Under this broader approach the criminalisation of migration and the sanctioning of undeclared workers would be recognised as barriers that exacerbate vulnerabilities. Undocumented migrants and informal workers, including sex workers, would be supported in their unionisation efforts. Sex workers and their organisations would be consulted and involved in anti-trafficking and anti-violence policies and interventions. Communities in vulnerable positions would be seen as agents of change, not agency-less subjects in need of rescue. Human and labour rights could be recognised and respected.
The danger of not making the cut as a ‘modern-day slave’
Around ten years ago there was a shift in the terminology: ‘modern-day slavery’ – an idea not embedded in international legislation – began to be used interchangeably with the legally defined crime of human trafficking. This shift had important effects. The modern-day slavery terminology intensifies the focus on exceptional cases of abuse and exploitation, which enables states to concentrate support and help on victims of the worst of the worst. People who are deemed to have ‘suffered less’ remain under the radar and fall through the cracks of an eroding social safety net. People who experience everyday abuse and exploitation are not regarded as modern-day slaves, and can therefore be detained, deported, or sanctioned for their undeclared labour or other migration- or prostitution-related offences.
This is illustrated by ICRSE’s latest community research, which was realised in partnership with twelve sex worker rights organisations from ten European countries. Our final report found that sex workers whose victimisation was classified as human trafficking were able to receive adequate support and referrals to services. Experiences that did not meet the threshold associated with human trafficking were more often than not greeted with indifference. In some cases filing a complaint resulted in threats of eviction or, in the case of migrant sex workers, deportation. We saw no evidence of cases of everyday abuse being referred to victim support services, despite high-level investment from European institutions in programmes to prevent violence against women and marginalised groups.
Sex workers and their organisations continue to challenge punitive anti-trafficking policy frameworks that target their workplaces and clients, rather than traffickers. Over the last twenty years, sex workers have not only had to combat the criminalisation of sex work, but have also endured global crises such as the 2008 financial crisis and the ongoing COVID-19 pandemic. They have also been faced with the erosion of human rights, shrinking civil society spaces, and volatile political environments.

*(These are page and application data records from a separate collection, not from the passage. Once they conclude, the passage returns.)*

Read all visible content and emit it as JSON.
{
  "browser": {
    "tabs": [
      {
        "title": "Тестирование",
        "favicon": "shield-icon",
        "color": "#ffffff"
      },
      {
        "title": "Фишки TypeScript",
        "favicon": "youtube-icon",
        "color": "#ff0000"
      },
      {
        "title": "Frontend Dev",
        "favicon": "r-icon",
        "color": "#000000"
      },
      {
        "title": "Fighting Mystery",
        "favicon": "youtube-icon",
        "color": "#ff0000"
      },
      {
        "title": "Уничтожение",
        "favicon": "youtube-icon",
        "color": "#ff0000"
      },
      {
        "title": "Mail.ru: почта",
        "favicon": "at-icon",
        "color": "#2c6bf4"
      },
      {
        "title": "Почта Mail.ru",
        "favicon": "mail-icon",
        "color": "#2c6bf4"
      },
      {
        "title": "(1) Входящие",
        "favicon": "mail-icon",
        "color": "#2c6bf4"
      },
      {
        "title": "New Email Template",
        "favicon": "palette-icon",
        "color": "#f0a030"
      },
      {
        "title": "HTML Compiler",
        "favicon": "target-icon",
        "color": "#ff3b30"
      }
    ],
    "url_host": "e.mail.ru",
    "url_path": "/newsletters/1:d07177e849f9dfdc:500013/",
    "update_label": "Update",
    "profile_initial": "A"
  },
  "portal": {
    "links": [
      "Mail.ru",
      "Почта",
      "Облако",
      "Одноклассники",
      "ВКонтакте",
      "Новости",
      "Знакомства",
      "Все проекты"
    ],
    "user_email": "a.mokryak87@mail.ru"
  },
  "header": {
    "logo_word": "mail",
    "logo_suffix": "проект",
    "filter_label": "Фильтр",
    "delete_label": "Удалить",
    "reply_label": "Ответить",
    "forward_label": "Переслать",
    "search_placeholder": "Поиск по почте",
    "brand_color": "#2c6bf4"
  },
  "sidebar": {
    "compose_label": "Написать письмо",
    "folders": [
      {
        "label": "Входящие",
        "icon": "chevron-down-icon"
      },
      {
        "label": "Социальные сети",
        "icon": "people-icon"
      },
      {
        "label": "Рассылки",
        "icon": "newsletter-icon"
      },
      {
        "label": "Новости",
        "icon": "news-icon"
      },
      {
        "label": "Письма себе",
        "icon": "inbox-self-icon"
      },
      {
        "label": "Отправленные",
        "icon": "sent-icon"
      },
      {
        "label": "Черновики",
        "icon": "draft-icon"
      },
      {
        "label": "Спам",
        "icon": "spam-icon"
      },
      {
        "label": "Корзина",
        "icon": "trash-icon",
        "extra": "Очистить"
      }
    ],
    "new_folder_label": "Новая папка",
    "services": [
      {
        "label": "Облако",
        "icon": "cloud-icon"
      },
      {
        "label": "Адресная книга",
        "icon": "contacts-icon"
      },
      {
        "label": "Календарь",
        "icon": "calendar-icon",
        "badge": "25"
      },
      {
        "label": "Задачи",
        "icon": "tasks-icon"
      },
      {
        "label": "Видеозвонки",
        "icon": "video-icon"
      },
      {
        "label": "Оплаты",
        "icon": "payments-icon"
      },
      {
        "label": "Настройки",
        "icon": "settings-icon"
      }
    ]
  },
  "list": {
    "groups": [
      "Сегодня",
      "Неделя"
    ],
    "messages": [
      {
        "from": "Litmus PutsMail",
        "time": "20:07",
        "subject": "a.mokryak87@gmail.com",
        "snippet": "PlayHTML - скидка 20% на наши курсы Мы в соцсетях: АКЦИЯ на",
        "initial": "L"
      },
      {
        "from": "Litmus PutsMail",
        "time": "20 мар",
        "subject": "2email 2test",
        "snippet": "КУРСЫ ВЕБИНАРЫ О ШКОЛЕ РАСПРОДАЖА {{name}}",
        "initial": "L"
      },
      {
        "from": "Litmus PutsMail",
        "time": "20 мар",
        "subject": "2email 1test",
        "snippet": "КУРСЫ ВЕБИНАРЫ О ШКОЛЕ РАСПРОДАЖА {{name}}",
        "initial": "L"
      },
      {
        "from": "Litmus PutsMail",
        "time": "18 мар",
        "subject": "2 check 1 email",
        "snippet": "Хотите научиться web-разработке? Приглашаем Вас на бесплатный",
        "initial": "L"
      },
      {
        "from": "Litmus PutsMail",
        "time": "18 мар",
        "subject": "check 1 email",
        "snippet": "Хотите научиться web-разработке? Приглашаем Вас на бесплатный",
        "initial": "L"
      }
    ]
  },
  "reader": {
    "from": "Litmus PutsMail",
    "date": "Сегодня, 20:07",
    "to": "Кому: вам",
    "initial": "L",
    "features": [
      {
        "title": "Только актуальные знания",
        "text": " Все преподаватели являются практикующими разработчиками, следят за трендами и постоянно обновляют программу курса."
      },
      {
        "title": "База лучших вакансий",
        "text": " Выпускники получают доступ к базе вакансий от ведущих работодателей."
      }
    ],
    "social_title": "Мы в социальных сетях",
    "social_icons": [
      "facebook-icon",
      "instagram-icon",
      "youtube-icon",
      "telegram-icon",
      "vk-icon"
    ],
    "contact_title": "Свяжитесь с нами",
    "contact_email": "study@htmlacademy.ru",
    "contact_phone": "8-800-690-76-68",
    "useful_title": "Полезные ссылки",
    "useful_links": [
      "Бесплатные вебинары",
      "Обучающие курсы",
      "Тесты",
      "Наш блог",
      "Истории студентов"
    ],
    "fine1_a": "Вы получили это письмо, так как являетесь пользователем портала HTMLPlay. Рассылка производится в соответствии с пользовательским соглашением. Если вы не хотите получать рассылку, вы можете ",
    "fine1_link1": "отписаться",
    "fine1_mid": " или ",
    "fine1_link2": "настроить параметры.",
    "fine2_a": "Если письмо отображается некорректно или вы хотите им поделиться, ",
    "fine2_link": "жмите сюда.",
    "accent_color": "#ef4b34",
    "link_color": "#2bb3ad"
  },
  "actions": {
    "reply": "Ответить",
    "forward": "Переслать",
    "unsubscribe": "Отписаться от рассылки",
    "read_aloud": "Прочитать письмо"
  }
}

Prostitution prohibitionists claim that trafficking increases in times of public crisis, but the reality is that poverty, precarity, and the need to cross borders to obtain a better life are the key factors leading people to sell sex. The post-COVID recession will be a crucial time to determine which approach is best suited to protect those most at risk in our society. Do we want a punitive approach that denies the root factors making people vulnerable to exploitation and trafficking? Or a community-led approach, where sex workers engage with policymakers and other marginalised communities to shape the decisions that will affect their lives?
Artwork: Carys Boughton.
Source: first published 24th of November 2020 on opendemocracy.net